In & Out
Q: Last month I learned that my husband has been having sex with other men for quite some time, all men whom he met in Internet chat rooms and later met for sex. While our sex has declined in both frequency and quality in recent years, we've occasionally had sex—always unprotected, as I believed we were each other's only partner. I've been tested and don't have anything. We haven't decided yet whether we'll stay married (we have three children together). What I can't figure out is whether he's gay or bisexual. He insists he's straight, just sex-starved. What's your verdict?
A: Sorry, but there's no way for you to know what your husband "really is" in terms of his sexual orientation since you can't get inside his head—or his penis—to figure it out. It's entirely possible to identify as a heterosexual and yet still experience same-sex sexual thoughts, feelings, attractions or behaviors. Many people feel more comfortable identifying themselves as straight; after all, heterosexuality is more socially acceptable and something many people have spent their lives identifying with, even if they have same-sex attractions. Coming out as gay or lesbian can be very difficult; visit the website of Parents, Families & Friends of Lesbians & Gays (www.pflag.org) for resources and information. Coming out as bisexual can be even trickier, since not everyone views it as a valid sexual orientation, claiming it's simply a transition between straight and gay (as in, "bi now, gay later"). Dual Attraction: Understanding Bisexuality (Oxford University Press, $27.50) may give you some insight.

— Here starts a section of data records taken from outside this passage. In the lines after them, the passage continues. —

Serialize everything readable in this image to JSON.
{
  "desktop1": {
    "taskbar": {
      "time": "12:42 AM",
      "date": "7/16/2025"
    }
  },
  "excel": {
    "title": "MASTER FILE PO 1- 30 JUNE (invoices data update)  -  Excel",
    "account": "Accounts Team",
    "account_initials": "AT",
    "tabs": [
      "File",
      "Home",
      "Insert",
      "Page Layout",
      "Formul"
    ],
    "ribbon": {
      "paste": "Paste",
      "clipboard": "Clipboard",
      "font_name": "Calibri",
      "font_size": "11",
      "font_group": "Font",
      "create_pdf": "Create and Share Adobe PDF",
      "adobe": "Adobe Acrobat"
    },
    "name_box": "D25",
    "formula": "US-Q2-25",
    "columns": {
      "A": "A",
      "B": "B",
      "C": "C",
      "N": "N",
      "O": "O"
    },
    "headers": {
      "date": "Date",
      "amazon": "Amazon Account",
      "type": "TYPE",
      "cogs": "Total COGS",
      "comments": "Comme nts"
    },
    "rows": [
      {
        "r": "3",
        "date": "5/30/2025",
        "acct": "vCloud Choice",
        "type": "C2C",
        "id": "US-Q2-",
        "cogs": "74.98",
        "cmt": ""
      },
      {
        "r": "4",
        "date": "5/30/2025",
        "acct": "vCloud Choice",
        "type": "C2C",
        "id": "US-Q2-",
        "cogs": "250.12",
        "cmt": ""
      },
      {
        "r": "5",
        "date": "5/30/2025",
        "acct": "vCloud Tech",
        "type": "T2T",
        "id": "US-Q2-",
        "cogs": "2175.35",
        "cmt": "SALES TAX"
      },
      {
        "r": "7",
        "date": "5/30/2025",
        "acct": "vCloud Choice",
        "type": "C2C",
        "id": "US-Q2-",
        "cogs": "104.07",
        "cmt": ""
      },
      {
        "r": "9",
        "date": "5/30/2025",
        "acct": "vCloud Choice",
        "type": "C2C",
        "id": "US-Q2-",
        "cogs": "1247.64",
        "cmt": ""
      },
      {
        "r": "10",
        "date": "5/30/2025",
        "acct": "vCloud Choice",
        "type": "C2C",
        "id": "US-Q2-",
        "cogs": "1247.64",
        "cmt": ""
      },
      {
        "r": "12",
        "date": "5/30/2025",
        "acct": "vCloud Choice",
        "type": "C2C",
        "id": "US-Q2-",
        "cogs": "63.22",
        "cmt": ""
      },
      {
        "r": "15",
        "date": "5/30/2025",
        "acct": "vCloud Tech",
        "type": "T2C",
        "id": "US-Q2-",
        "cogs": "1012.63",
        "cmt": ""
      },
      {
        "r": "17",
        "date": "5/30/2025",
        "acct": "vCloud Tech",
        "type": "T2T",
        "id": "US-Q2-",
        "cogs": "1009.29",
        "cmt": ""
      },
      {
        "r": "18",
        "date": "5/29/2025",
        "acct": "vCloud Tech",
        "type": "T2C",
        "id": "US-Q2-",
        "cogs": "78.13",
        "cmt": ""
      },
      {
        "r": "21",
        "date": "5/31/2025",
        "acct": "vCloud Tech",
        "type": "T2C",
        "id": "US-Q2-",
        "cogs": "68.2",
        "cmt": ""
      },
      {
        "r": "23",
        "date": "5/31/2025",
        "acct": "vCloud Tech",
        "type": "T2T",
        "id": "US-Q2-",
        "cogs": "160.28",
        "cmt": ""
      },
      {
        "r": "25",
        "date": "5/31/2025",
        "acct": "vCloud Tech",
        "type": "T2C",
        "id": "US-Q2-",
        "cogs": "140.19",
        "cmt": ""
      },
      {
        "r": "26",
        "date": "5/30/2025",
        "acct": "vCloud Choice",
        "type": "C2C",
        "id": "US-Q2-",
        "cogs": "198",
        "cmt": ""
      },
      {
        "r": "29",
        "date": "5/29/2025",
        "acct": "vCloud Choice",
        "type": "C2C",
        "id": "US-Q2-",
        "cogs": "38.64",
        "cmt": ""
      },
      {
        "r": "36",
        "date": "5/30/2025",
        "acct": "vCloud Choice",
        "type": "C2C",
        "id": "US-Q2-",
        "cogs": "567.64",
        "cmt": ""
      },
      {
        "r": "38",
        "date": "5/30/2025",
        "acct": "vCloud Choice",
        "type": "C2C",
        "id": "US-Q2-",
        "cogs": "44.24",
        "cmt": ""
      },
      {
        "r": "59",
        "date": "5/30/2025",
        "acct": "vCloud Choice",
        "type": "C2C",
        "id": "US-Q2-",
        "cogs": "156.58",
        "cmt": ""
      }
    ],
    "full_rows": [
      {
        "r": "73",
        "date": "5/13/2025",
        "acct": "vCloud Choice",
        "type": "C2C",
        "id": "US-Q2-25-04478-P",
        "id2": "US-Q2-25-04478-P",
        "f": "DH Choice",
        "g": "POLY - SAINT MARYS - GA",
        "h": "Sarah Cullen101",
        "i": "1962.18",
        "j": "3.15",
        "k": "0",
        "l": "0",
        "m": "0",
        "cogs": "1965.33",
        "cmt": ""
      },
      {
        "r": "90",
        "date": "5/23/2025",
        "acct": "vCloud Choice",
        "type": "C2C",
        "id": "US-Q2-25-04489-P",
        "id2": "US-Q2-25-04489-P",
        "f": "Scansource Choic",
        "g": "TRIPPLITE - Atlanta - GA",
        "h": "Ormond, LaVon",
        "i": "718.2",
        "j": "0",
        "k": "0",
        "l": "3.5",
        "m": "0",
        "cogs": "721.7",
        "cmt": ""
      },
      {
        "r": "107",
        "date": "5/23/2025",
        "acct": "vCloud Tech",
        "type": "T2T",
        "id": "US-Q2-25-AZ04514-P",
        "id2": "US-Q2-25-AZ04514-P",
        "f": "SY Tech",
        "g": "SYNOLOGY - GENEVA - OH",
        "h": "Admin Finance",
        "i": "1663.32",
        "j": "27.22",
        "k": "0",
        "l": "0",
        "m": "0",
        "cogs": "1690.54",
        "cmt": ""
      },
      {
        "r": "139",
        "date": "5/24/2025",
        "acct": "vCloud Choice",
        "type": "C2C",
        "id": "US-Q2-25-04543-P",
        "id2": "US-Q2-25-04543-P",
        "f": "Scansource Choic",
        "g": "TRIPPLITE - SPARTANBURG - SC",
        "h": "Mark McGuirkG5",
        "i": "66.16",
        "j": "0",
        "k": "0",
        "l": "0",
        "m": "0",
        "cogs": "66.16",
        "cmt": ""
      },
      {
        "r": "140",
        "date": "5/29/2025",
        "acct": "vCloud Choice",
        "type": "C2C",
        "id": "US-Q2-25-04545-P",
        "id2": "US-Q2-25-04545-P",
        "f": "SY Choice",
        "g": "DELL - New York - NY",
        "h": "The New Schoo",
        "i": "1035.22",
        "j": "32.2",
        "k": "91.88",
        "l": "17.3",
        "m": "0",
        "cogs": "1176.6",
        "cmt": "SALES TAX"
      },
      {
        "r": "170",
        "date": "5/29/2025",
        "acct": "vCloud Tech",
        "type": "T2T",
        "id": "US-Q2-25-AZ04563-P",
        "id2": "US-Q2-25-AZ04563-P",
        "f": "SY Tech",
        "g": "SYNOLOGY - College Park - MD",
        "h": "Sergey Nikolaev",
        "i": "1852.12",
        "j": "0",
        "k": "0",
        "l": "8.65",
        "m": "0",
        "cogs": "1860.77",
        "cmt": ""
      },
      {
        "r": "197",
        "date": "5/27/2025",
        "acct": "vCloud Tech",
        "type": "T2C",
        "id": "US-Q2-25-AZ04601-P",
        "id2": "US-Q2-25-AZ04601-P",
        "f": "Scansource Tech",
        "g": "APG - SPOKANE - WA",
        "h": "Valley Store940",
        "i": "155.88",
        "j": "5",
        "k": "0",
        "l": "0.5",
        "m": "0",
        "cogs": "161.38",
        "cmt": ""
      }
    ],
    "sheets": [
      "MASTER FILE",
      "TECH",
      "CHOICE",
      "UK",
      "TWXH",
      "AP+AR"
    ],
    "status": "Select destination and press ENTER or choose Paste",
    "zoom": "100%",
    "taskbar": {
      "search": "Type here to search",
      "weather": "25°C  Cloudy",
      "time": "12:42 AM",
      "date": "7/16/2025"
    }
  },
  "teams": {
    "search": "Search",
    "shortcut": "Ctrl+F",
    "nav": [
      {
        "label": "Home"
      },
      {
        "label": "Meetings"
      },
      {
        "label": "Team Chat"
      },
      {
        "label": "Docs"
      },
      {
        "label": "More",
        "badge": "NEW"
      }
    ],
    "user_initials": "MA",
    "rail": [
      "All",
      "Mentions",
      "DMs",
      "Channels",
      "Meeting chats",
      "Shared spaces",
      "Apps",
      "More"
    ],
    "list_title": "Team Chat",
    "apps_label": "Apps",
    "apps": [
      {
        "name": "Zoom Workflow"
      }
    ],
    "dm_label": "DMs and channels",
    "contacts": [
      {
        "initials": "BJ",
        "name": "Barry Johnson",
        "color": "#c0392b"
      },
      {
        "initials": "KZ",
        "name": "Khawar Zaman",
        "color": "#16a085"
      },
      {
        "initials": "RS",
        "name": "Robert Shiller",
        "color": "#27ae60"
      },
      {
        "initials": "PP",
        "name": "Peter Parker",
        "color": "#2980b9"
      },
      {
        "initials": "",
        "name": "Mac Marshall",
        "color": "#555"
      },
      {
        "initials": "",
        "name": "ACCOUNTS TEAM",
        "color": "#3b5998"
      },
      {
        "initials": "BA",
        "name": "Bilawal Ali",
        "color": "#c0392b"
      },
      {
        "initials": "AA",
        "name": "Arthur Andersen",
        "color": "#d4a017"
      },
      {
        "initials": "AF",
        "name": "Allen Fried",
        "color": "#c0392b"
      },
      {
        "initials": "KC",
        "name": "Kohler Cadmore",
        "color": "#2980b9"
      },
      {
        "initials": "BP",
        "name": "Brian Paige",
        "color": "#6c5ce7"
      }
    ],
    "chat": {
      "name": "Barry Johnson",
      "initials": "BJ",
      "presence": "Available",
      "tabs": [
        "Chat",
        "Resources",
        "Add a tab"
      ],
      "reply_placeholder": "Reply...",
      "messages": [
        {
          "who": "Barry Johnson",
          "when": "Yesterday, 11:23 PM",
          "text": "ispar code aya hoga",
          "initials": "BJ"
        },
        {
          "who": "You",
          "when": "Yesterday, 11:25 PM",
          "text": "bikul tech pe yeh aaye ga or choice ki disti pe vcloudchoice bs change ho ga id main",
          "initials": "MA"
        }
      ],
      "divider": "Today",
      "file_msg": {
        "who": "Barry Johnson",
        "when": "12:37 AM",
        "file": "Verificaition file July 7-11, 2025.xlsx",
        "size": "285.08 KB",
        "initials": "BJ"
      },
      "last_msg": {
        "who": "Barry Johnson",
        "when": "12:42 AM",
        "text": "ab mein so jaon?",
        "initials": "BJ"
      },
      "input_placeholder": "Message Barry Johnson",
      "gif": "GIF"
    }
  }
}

But what about this attraction issue? Can men have sex with other men even if they're not attracted to them? Absolutely. Gay men endure sex with wives they're not attracted to, trophy wives fake orgasm with their old or otherwise unattractive husbands, and the world keeps turning. Check out 101 Rent Boys, a great documentary about male prostitutes for other men—some who identify themselves as straight or are even married—for a glimpse at the complexities of sexual behavior. However, your husband put some serious effort into his sex-capades with other men. I'd guess, then, that he has at least some attraction to men, and perhaps some attraction to taking risks or keeping secrets.
Sexual-orientation labels aside, it seems like the bigger issue is one of honesty. Your husband lied to you. Plus, he put you at physical risk by continuing to have unprotected intercourse with you while having sex with other partners. Even if he used a condom during every act of outside sex (or only had oral sex with them), he—and consequently you—would still be at risk for herpes and the human papillomavirus (which causes genital warts), neither of which can be protected against through condom use. I guess that's where I'd look for a verdict. People work out all kinds of arrangements, including a wide range of open relationships where one or both people can have other sex partners. If you want to stay married and work something like that out, then good luck. It's challenging but so is monogamy—and both can be done successfully. However, honesty and feeling like you can truly trust your partner are important to many relationships. Counseling or sex therapy (find a professional through the American Association of Sex Educators, Counselors, and Therapists at www.aasect.org) may help you both articulate the relationship characteristics that are needed, regardless of whether you stay married or part ways.
Q: Debby, I love your column and I've got a good question for you. My wife and I no longer have sex. We haven't had man-in-woman sex since February. She started giving me oral sex, but that has stopped. I have multiple sclerosis (MS) with increasingly limited mobility. So my question is this: How old are women when they stop wanting to receive or give oral sex? (My wife is 42.) Also, do you think she is just not into me because of the MS?
A: There's no magic age when women stop wanting to engage in oral sex; some women only begin liking it in their forties or fifties. Your MS may be related to changes in her sexual interest but perhaps not in the way you think. Is it possible that she's turned off by your MS diagnosis or its effects? Sure. It's also possible that she's stressed out about MS and its unpredictable nature, and it's her concern about your health that has caused her sexual desire or interest to plummet. If you've had MS-related erectile problems, she may blame herself (rather than realizing that many men with MS have similar problems), wondering perhaps if she's still attractive to you. There may also be totally non-MS reasons why she's not interested in sex right now, including stress about work, family or her own health; body image; medications; hormonal changes; or other relationship factors (how are you getting along?). You recount what she doesn't do for you, but what do you do for her? Consider what you can do for your wife that's not sex-related, but that will make her feel loved and special. Sex therapy may be helpful, too, not because there's necessarily anything "wrong" with your relationship, but because you two have undergone significant changes in your life, and sometimes it's helpful to let a professional tag along as you try to figure out what these changes mean for you two. Finally, the National Multiple Sclerosis Society has fantastic resources online (www.nmss.org) related to intimacy that I'd encourage you two to check out.
Send letters to Debby Herbenick, MPH c/o Time Out Chicago, 247 South State Street, 17th floor, Chicago, IL 60604, or send e-mail to email@example.com.